I am not sure if it is the disease that has spread from the federal administration and is now infesting the minds of Michigan legislators is curable, but we had better get a handle on it. Ignoring the constitution of the US by the president, and now that of Michigan by its lawmakers seems to be happening at a near feverish pace.
For the sake of not embarrassing 14 Michigan congress critters for their inability to serve articles of impeachment, we’ll forgo the multitude of Obama violations in this essay. And perhaps we can breath a little easier (but only a little) that our legislators don’t enjoy the benefits of a Pen and a Phone, and a cowardly congress to make their abrogations easier.
Currently, and perhaps for very a reasonable cause, there is legislation that has already passed the house designating as legal, a violation of Michigan’s constitution as amended in 2006. Perhaps without realizing it, State Representatives have passed 69-41, HB 5255. The legislation is part of a package that will provide a mechanism for carbon sequestration, and apparently provide as well, a means for the use of CO2 as an alternative to fracking fluids or for pressurizing depleted wells.
Clearly, we dodged a bullet by not establishing a state run exchange. The AG appears to be watching for 'ricochets.'
For anyone who wondered WHY we did not establish a state run exchange, the answer is clearly about surrendering authority.

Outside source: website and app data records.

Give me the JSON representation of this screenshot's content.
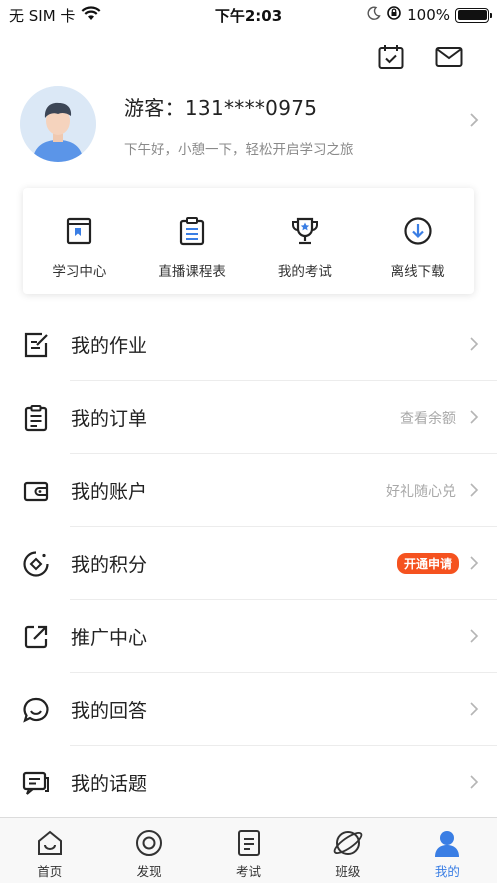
{
  "status_bar": {
    "carrier": "无 SIM 卡",
    "time": "下午2:03",
    "battery": "100%",
    "icons": [
      "wifi-icon",
      "moon-icon",
      "orientation-lock-icon",
      "battery-icon"
    ]
  },
  "header": {
    "icons": [
      "calendar-check-icon",
      "mail-icon"
    ]
  },
  "profile": {
    "name": "游客：131****0975",
    "greeting": "下午好，小憩一下，轻松开启学习之旅"
  },
  "quick_links": [
    {
      "label": "学习中心",
      "icon": "book-icon"
    },
    {
      "label": "直播课程表",
      "icon": "clipboard-icon"
    },
    {
      "label": "我的考试",
      "icon": "trophy-icon"
    },
    {
      "label": "离线下载",
      "icon": "download-icon"
    }
  ],
  "menu": [
    {
      "label": "我的作业",
      "sub": "",
      "icon": "edit-icon"
    },
    {
      "label": "我的订单",
      "sub": "查看余额",
      "icon": "clipboard-list-icon"
    },
    {
      "label": "我的账户",
      "sub": "好礼随心兑",
      "icon": "wallet-icon"
    },
    {
      "label": "我的积分",
      "badge": "开通申请",
      "icon": "points-icon"
    },
    {
      "label": "推广中心",
      "sub": "",
      "icon": "share-icon"
    },
    {
      "label": "我的回答",
      "sub": "",
      "icon": "chat-bubble-icon"
    },
    {
      "label": "我的话题",
      "sub": "",
      "icon": "topic-icon"
    }
  ],
  "tabs": [
    {
      "label": "首页",
      "icon": "home-icon"
    },
    {
      "label": "发现",
      "icon": "discover-icon"
    },
    {
      "label": "考试",
      "icon": "exam-icon"
    },
    {
      "label": "班级",
      "icon": "class-icon"
    },
    {
      "label": "我的",
      "icon": "person-icon",
      "active": true
    }
  ],
  "colors": {
    "accent": "#3a7ee4",
    "badge": "#f5521f",
    "text": "#222222",
    "muted": "#a8a8a8"
  }
}
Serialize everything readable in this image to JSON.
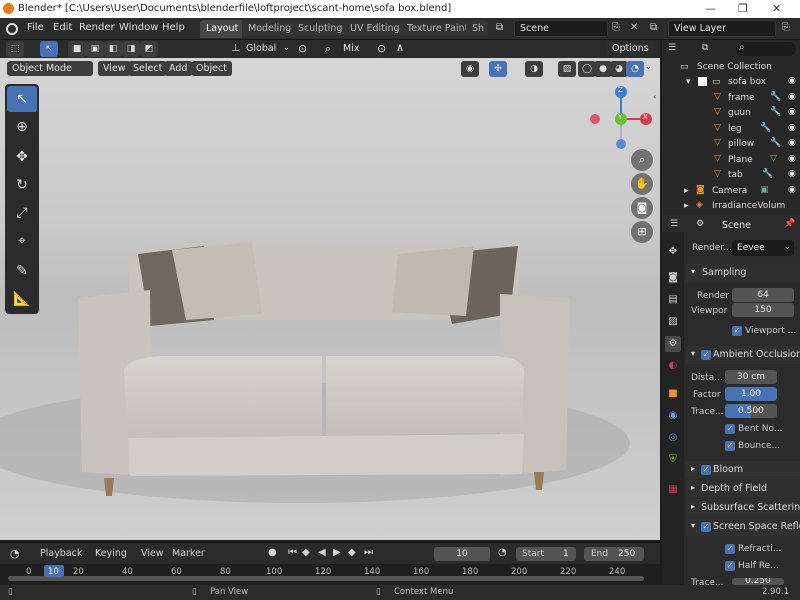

Not unlike the camel’s nose, the exchange was a buy-in to undermine state sovereignty. Fortunately, Michigan attorney general Bill Schuette appears to be trying to make sure the mandate does NOT apply to Michigan residents. From MLive:
Attorney General Bill Schuette is arguing an IRS rule offering tax credits to individuals buying health insurance on the federal exchange from states without their own exchanges violates the U.S. Constitution.
The argument was made in a “friend of the court” brief filed in a case before the U.S. Court of Appeals for the D.C. Circuit, where individuals and businesses from states without insurance exchanges are challenging the ability of the IRS to offer tax credits for buying insurance through the federally established exchange.
Schuette and the attorneys general for Kansas and Nebraska argue that allowing the IRS to offer the credits overrules the decisions not to set up exchanges under the Affordable Care Act that 34 states made and is invalid under the Tenth Amendment.
Schuette’s on the right track.
Additionally, it should be noted that this might not be the most popular move, and could be painful to his campaign in the general. As many Michiganians are expecting a federal subsidy, it may not happen or they may lose that subsidy if this action is successful.